What is expected - From the first line to the last, print the records exactly.

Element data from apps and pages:
────────────────
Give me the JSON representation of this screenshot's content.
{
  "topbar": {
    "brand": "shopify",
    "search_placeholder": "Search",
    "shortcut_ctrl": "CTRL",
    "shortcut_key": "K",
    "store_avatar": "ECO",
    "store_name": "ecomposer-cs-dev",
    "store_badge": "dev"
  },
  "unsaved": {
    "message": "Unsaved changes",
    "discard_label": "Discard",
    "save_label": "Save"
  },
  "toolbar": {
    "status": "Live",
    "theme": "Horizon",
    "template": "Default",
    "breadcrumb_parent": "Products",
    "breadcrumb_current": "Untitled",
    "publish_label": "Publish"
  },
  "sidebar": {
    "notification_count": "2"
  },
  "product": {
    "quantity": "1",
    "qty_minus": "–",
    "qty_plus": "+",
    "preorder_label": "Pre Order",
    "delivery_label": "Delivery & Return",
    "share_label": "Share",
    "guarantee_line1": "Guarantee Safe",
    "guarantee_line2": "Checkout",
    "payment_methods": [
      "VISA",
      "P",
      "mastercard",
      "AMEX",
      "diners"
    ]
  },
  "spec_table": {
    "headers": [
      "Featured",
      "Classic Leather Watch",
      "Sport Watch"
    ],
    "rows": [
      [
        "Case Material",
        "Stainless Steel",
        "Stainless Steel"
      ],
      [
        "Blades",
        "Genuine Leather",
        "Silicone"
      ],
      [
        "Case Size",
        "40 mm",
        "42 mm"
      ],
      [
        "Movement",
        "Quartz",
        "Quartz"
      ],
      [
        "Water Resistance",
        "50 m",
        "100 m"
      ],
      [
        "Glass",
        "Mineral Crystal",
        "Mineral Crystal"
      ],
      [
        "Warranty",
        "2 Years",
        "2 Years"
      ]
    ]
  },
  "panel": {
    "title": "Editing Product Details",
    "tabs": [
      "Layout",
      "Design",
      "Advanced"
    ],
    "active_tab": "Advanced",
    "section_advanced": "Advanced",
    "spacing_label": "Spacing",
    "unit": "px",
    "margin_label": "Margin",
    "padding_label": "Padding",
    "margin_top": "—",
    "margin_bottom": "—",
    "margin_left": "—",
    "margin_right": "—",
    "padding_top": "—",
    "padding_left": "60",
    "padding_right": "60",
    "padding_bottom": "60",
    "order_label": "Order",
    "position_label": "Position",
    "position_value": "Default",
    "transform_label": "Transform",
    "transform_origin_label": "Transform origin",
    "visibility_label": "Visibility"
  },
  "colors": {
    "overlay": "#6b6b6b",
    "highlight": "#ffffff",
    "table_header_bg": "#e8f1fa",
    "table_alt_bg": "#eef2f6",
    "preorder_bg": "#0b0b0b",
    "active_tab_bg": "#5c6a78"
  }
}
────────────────
The completed task -
Give me the JSON representation of this screenshot's content.
{
  "topbar": {
    "brand": "shopify",
    "search_placeholder": "Search",
    "shortcut_ctrl": "CTRL",
    "shortcut_key": "K",
    "store_avatar": "ECO",
    "store_name": "ecomposer-cs-dev",
    "store_badge": "dev"
  },
  "unsaved": {
    "message": "Unsaved changes",
    "discard_label": "Discard",
    "save_label": "Save"
  },
  "toolbar": {
    "status": "Live",
    "theme": "Horizon",
    "template": "Default",
    "breadcrumb_parent": "Products",
    "breadcrumb_current": "Untitled",
    "publish_label": "Publish"
  },
  "sidebar": {
    "notification_count": "2"
  },
  "product": {
    "quantity": "1",
    "qty_minus": "–",
    "qty_plus": "+",
    "preorder_label": "Pre Order",
    "delivery_label": "Delivery & Return",
    "share_label": "Share",
    "guarantee_line1": "Guarantee Safe",
    "guarantee_line2": "Checkout",
    "payment_methods": [
      "VISA",
      "P",
      "mastercard",
      "AMEX",
      "diners"
    ]
  },
  "spec_table": {
    "headers": [
      "Featured",
      "Classic Leather Watch",
      "Sport Watch"
    ],
    "rows": [
      [
        "Case Material",
        "Stainless Steel",
        "Stainless Steel"
      ],
      [
        "Blades",
        "Genuine Leather",
        "Silicone"
      ],
      [
        "Case Size",
        "40 mm",
        "42 mm"
      ],
      [
        "Movement",
        "Quartz",
        "Quartz"
      ],
      [
        "Water Resistance",
        "50 m",
        "100 m"
      ],
      [
        "Glass",
        "Mineral Crystal",
        "Mineral Crystal"
      ],
      [
        "Warranty",
        "2 Years",
        "2 Years"
      ]
    ]
  },
  "panel": {
    "title": "Editing Product Details",
    "tabs": [
      "Layout",
      "Design",
      "Advanced"
    ],
    "active_tab": "Advanced",
    "section_advanced": "Advanced",
    "spacing_label": "Spacing",
    "unit": "px",
    "margin_label": "Margin",
    "padding_label": "Padding",
    "margin_top": "—",
    "margin_bottom": "—",
    "margin_left": "—",
    "margin_right": "—",
    "padding_top": "—",
    "padding_left": "60",
    "padding_right": "60",
    "padding_bottom": "60",
    "order_label": "Order",
    "position_label": "Position",
    "position_value": "Default",
    "transform_label": "Transform",
    "transform_origin_label": "Transform origin",
    "visibility_label": "Visibility"
  },
  "colors": {
    "overlay": "#6b6b6b",
    "highlight": "#ffffff",
    "table_header_bg": "#e8f1fa",
    "table_alt_bg": "#eef2f6",
    "preorder_bg": "#0b0b0b",
    "active_tab_bg": "#5c6a78"
  }
}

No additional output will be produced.